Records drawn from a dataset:

━━━━

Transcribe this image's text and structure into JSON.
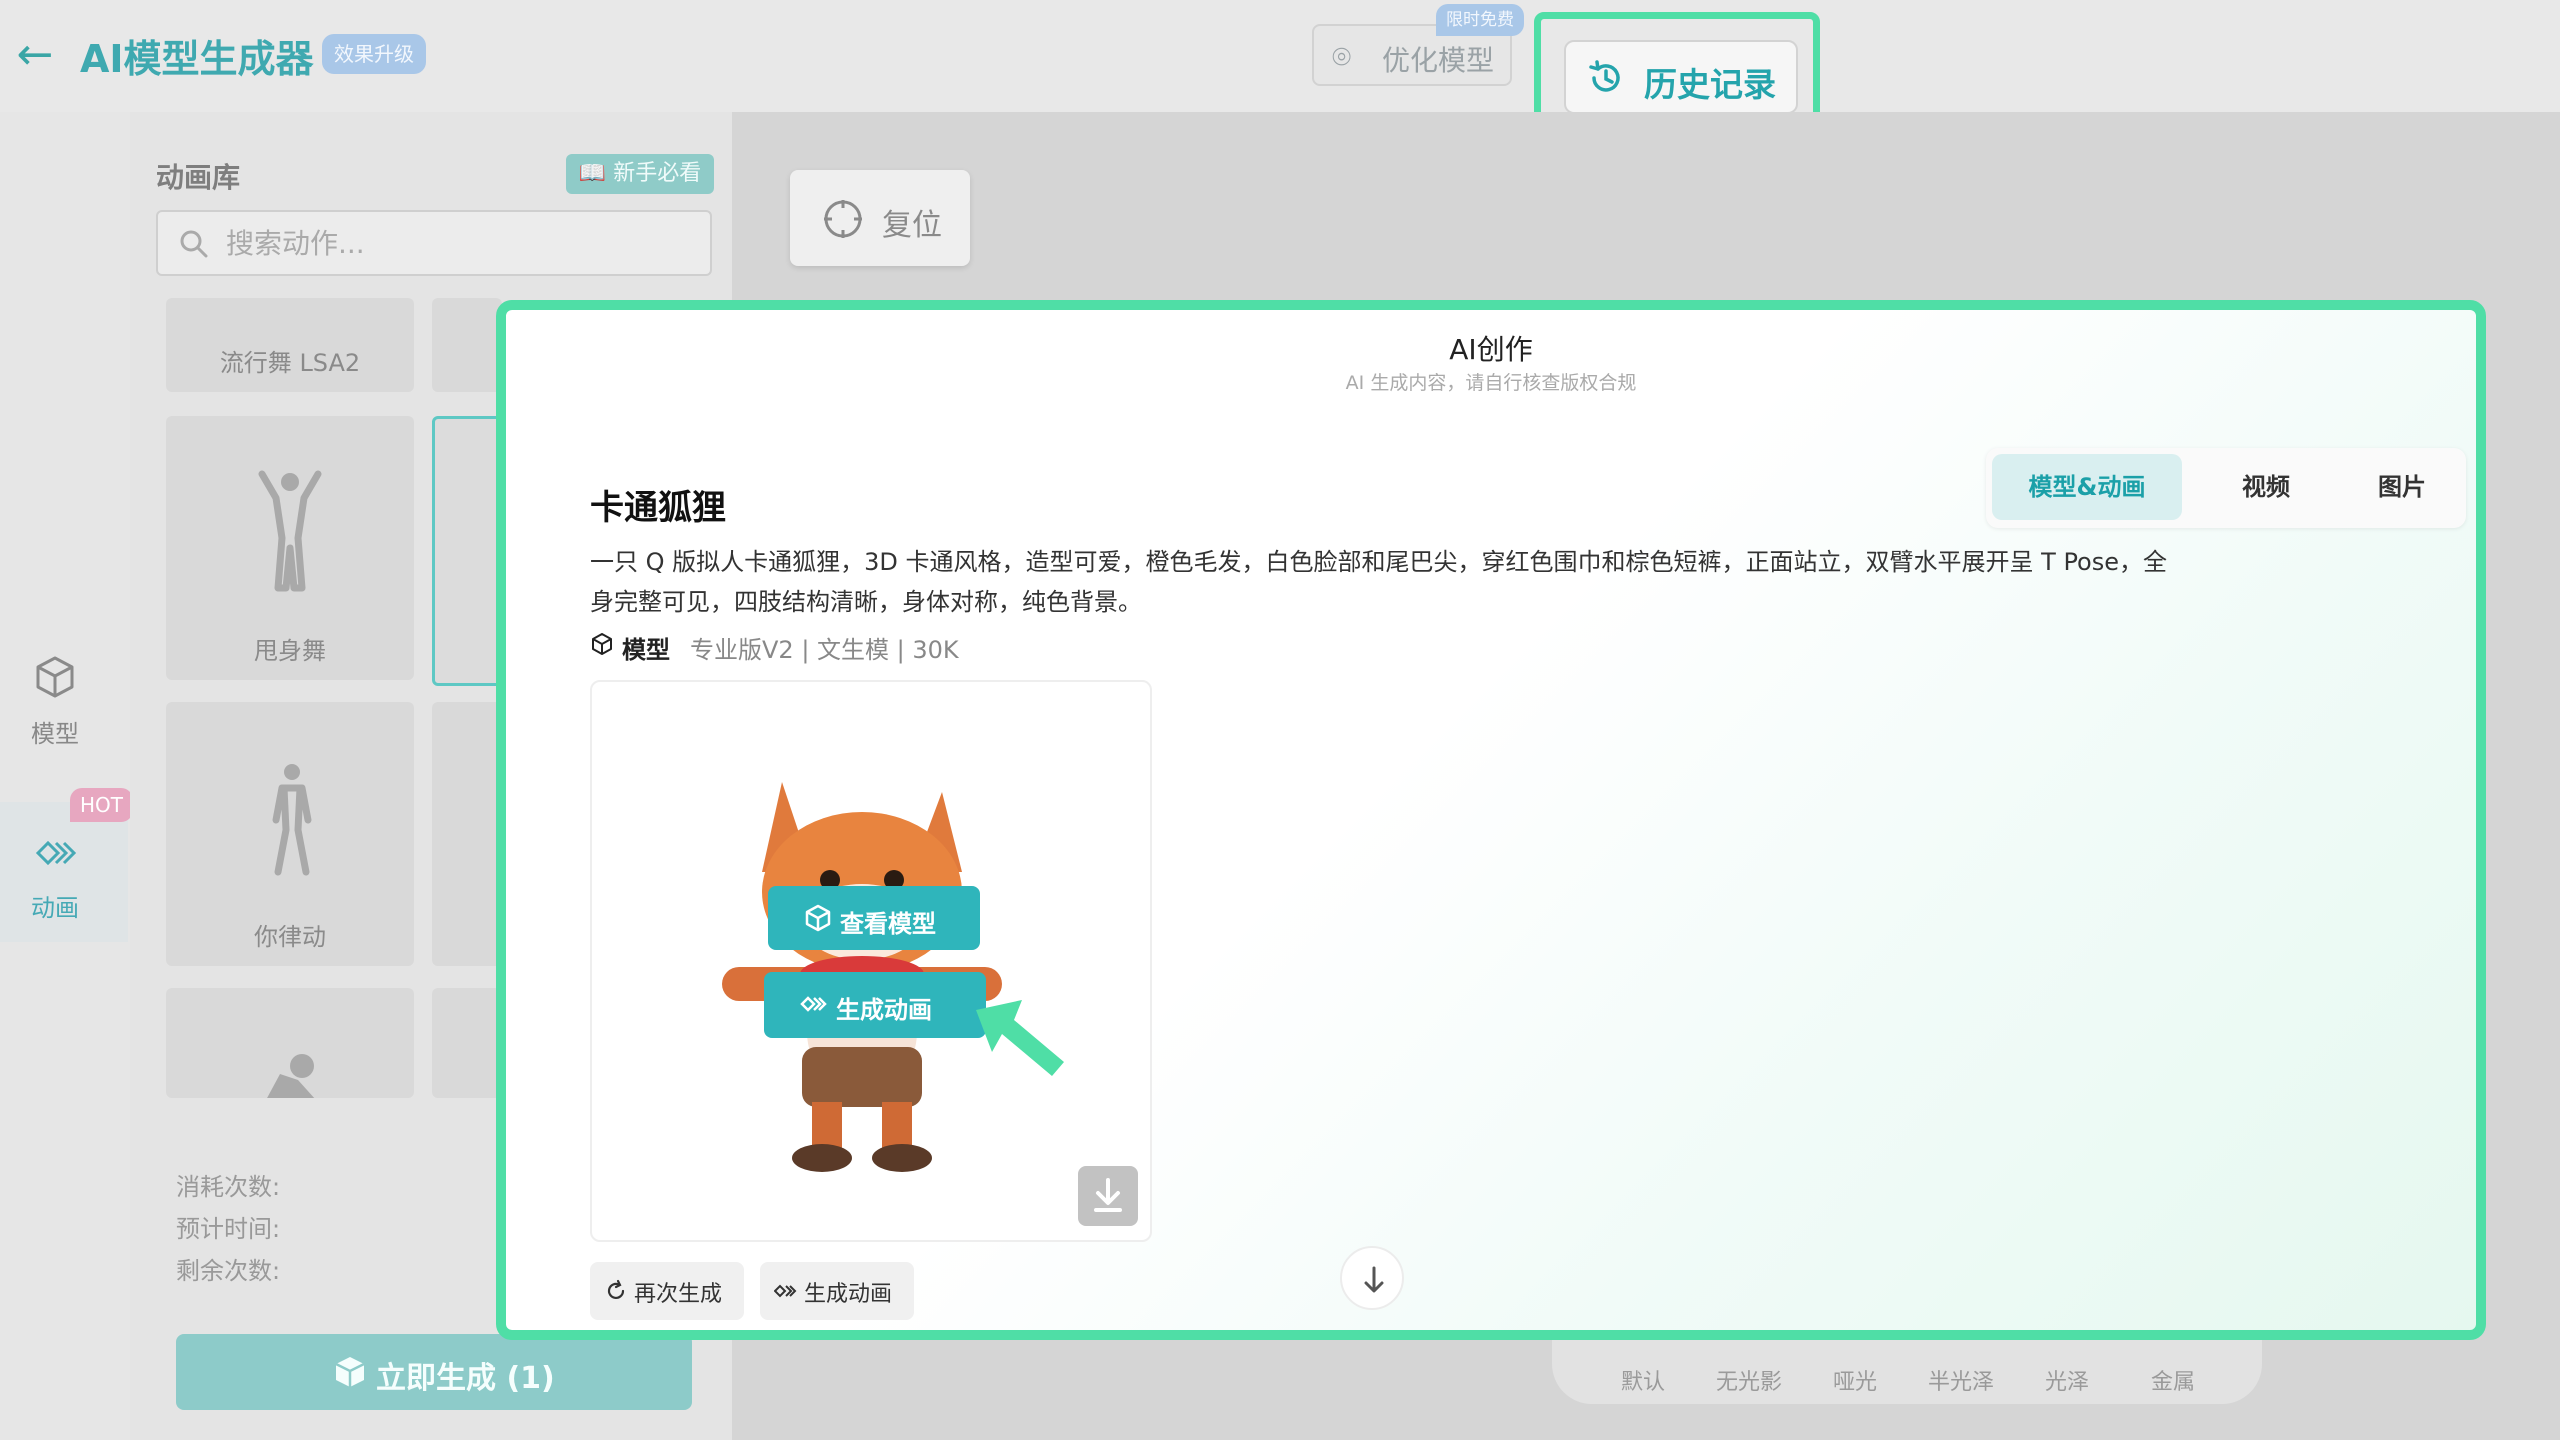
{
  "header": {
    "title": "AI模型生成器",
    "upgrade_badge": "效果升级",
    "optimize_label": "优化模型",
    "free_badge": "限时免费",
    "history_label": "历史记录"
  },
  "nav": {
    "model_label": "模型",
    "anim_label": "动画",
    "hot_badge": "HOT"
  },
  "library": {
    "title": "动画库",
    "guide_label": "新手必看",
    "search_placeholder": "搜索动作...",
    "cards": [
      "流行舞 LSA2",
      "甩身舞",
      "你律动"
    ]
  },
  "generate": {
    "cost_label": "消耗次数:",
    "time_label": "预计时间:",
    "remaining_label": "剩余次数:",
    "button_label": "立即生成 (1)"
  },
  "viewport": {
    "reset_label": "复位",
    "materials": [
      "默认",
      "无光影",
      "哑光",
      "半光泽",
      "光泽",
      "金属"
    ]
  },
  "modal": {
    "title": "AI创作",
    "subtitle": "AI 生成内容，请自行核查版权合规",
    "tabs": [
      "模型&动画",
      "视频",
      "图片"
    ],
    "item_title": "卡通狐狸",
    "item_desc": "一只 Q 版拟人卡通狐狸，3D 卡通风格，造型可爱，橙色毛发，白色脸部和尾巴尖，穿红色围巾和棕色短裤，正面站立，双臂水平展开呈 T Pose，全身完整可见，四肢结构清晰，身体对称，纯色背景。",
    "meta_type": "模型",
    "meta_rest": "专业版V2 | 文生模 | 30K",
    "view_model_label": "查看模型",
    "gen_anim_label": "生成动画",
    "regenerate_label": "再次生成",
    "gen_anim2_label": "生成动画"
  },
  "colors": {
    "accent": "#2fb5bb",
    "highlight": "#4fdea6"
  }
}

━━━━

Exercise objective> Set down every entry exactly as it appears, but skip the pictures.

Exercise solution>
Transcribe this image's text and structure into JSON.
{
  "header": {
    "title": "AI模型生成器",
    "upgrade_badge": "效果升级",
    "optimize_label": "优化模型",
    "free_badge": "限时免费",
    "history_label": "历史记录"
  },
  "nav": {
    "model_label": "模型",
    "anim_label": "动画",
    "hot_badge": "HOT"
  },
  "library": {
    "title": "动画库",
    "guide_label": "新手必看",
    "search_placeholder": "搜索动作...",
    "cards": [
      "流行舞 LSA2",
      "甩身舞",
      "你律动"
    ]
  },
  "generate": {
    "cost_label": "消耗次数:",
    "time_label": "预计时间:",
    "remaining_label": "剩余次数:",
    "button_label": "立即生成 (1)"
  },
  "viewport": {
    "reset_label": "复位",
    "materials": [
      "默认",
      "无光影",
      "哑光",
      "半光泽",
      "光泽",
      "金属"
    ]
  },
  "modal": {
    "title": "AI创作",
    "subtitle": "AI 生成内容，请自行核查版权合规",
    "tabs": [
      "模型&动画",
      "视频",
      "图片"
    ],
    "item_title": "卡通狐狸",
    "item_desc": "一只 Q 版拟人卡通狐狸，3D 卡通风格，造型可爱，橙色毛发，白色脸部和尾巴尖，穿红色围巾和棕色短裤，正面站立，双臂水平展开呈 T Pose，全身完整可见，四肢结构清晰，身体对称，纯色背景。",
    "meta_type": "模型",
    "meta_rest": "专业版V2 | 文生模 | 30K",
    "view_model_label": "查看模型",
    "gen_anim_label": "生成动画",
    "regenerate_label": "再次生成",
    "gen_anim2_label": "生成动画"
  },
  "colors": {
    "accent": "#2fb5bb",
    "highlight": "#4fdea6"
  }
}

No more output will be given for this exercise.